Swiss Re estimates that natural catastrophes and severe weather events around the globe cost the insurance industry $19 billion in the first half of this year, with a further $21 billion of economic impact uninsured. The protection gap is all the more stark in emerging countries: for example Cyclone Idai caused $2 billion in economic loss, only 7% of which was insured. Closing this gap would greatly help in disaster recovery.
Once again Swiss Re draws attention to "secondary peril events" such as torrential rainfall and snowmelt, thunderstorms, heatwaves and dry weather. They estimate that these gave rise to $32 billion of economic losses in H1 2019, of which only $13 billion was insured. Climate change is expected to make these events more frequent: for example heatwaves and dry weather will lead to an increase in wildfires and agriculture losses.
Society will need to adapt to this volatile "new normal", and the forthcoming flagship report from the Global Commission on Adaptation will provide authoritative guidance on that topic. Insurance has a key role to play, including parametric (index) cover which we covered in a report last year.

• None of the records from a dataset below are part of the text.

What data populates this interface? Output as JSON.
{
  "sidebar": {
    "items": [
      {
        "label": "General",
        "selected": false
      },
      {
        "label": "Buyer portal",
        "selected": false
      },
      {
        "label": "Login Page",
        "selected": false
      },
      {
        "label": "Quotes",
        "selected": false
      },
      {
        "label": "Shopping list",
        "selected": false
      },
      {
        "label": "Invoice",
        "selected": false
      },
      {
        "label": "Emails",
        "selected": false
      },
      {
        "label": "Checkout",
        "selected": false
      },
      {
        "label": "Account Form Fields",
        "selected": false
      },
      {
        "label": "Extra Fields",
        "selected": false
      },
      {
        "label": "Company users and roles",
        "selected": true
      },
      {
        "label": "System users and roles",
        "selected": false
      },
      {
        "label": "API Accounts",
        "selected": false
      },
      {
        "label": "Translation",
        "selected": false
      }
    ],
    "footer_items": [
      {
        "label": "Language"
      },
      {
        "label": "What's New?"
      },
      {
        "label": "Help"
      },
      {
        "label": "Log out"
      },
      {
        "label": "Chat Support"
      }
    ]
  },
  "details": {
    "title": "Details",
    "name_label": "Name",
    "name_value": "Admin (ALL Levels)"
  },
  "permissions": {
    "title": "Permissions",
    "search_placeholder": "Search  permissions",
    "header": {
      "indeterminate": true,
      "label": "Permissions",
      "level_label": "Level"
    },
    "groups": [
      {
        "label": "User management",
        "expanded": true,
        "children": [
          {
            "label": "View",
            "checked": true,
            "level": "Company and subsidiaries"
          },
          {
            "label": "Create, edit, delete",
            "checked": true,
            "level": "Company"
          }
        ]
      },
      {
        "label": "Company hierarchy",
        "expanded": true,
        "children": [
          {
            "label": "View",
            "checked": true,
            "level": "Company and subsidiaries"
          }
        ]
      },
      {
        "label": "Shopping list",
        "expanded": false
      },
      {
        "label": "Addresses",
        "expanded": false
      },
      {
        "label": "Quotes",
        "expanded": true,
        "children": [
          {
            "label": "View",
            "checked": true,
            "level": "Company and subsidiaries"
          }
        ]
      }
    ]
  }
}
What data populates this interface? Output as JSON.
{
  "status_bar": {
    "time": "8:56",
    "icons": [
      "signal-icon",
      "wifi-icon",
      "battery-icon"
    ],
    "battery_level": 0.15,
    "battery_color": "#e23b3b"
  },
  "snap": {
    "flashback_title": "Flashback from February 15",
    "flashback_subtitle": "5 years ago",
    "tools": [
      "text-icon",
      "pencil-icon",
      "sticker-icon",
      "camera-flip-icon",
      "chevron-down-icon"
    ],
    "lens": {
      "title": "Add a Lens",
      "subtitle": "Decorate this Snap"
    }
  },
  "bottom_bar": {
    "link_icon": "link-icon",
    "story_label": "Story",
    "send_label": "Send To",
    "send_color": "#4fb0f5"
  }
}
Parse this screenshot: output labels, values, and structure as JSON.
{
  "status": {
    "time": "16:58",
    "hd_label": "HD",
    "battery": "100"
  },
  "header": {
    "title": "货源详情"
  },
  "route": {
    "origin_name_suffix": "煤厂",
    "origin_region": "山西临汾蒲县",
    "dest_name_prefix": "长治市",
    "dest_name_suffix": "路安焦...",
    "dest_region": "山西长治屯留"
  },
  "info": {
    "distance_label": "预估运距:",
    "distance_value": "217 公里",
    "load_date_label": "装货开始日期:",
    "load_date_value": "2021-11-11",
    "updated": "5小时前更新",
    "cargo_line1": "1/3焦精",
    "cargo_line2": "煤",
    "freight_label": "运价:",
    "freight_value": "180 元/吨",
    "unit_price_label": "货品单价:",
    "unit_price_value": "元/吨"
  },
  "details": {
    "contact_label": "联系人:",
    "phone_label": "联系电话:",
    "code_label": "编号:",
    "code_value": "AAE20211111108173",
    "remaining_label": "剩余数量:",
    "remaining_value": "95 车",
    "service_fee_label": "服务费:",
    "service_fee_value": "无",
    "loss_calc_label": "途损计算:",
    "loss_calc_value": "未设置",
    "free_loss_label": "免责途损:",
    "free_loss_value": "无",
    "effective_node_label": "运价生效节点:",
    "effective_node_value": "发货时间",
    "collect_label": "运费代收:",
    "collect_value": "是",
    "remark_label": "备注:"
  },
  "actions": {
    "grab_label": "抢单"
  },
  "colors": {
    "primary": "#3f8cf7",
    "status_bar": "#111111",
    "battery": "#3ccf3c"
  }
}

The experience of the first half of this year has once again exposed the existing protection gap issues in emerging countries. For example, cyclone Idai showed just how fragile African coastal communities are. And in India, cyclone Fani inflicted widespread damage and large uninsured losses.